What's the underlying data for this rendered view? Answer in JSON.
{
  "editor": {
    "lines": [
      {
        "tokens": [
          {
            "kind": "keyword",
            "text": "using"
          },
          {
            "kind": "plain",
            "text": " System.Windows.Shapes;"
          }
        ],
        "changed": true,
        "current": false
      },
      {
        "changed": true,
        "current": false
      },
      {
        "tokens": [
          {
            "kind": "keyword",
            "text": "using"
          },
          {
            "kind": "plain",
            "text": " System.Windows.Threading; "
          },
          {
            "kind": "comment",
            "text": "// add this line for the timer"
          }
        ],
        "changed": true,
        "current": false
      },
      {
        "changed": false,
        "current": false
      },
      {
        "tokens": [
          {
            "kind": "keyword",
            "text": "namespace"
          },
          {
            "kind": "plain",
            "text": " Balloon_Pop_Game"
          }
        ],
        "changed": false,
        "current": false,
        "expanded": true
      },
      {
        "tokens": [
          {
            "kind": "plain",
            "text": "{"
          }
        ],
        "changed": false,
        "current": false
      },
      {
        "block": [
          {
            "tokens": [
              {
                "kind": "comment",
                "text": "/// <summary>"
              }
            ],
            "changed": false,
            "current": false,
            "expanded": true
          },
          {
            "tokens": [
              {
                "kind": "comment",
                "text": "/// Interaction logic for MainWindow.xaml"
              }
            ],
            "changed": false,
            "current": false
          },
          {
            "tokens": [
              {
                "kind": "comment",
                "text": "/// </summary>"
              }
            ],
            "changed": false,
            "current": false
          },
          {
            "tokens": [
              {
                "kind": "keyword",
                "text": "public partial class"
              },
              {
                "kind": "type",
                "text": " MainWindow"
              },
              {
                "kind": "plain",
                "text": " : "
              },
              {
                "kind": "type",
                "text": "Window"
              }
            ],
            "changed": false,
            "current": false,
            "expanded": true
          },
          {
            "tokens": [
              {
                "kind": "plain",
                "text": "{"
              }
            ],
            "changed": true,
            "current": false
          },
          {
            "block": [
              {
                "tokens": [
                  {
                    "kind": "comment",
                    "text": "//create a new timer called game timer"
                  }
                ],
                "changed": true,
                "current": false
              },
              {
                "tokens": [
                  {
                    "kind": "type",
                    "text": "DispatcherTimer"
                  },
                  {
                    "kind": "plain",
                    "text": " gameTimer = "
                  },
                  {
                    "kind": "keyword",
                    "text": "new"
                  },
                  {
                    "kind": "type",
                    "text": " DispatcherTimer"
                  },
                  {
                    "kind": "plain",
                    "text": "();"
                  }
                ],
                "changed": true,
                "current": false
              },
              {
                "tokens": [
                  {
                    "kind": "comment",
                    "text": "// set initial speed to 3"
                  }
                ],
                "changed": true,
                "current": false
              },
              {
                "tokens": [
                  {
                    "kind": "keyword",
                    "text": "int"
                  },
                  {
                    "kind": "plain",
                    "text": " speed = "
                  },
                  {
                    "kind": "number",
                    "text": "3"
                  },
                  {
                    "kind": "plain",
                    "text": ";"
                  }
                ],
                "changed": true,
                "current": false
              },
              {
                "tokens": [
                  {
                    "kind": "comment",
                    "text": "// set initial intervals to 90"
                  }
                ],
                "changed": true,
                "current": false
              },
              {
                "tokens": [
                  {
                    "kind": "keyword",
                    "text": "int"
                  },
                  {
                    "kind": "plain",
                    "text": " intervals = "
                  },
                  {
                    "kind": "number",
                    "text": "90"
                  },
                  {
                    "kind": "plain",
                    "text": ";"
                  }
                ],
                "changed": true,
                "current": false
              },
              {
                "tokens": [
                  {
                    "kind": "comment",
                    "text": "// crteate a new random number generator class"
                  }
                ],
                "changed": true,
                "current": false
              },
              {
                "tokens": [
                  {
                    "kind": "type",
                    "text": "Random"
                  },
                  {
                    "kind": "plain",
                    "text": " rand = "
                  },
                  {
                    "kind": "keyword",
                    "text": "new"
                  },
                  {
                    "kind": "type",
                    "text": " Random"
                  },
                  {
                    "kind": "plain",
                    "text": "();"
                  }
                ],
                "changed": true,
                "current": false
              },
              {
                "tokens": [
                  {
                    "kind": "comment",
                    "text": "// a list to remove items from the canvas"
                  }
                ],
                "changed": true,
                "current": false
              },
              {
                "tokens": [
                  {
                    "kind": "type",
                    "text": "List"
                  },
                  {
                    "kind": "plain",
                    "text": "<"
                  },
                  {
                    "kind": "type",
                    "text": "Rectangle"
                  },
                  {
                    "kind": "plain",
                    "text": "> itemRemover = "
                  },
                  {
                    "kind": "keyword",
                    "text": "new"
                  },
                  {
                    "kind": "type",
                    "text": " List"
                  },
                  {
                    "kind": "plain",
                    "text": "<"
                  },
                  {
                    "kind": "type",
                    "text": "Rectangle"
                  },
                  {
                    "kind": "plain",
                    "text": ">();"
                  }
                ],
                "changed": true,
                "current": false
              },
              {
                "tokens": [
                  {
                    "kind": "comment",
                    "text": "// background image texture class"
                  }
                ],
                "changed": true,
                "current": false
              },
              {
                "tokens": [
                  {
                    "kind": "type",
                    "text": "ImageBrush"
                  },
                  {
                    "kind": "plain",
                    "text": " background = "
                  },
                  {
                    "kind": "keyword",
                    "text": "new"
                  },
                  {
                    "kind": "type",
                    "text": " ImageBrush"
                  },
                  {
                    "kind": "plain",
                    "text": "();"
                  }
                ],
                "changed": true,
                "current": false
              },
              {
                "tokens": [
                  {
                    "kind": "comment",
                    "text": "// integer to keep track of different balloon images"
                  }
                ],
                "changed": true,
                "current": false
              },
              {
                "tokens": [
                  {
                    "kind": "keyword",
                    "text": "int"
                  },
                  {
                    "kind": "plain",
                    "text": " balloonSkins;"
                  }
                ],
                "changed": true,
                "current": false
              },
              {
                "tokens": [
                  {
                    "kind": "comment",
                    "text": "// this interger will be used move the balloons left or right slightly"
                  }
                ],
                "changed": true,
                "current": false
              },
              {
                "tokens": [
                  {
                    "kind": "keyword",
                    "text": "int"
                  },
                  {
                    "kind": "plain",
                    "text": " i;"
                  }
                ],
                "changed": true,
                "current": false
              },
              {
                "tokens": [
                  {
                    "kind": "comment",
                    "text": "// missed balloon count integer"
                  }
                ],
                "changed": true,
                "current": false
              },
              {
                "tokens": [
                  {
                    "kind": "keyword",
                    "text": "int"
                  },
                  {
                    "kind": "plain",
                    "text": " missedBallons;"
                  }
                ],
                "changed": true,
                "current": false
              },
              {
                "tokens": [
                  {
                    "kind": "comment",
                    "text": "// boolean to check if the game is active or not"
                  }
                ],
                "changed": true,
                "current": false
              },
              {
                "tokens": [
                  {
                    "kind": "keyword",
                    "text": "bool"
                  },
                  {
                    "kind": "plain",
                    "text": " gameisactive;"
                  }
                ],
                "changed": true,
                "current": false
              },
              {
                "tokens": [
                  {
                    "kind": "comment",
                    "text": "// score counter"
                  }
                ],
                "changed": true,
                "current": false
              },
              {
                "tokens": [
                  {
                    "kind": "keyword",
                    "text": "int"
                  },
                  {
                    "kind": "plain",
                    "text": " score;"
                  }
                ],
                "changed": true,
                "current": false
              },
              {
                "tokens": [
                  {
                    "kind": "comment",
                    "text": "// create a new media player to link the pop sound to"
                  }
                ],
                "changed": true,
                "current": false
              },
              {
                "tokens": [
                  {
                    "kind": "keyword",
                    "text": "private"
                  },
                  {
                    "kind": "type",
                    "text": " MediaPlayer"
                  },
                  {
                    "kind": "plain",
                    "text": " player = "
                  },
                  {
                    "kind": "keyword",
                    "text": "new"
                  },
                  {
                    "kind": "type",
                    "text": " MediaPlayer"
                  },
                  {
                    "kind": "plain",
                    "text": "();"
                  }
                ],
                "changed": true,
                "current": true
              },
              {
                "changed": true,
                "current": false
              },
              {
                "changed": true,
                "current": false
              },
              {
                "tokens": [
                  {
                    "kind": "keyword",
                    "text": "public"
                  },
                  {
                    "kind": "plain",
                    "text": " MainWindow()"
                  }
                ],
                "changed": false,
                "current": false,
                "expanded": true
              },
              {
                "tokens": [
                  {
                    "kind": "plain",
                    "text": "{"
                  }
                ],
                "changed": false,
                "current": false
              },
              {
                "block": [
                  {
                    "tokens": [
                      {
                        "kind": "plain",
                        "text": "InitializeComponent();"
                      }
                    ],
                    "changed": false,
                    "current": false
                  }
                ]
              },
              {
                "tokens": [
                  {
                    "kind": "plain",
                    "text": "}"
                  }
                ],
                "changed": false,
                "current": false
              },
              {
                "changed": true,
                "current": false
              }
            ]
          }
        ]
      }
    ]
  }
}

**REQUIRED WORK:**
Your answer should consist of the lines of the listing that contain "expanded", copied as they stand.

**REPLY TO THE TASK:**
        "expanded": true
            "expanded": true
            "expanded": true
                "expanded": true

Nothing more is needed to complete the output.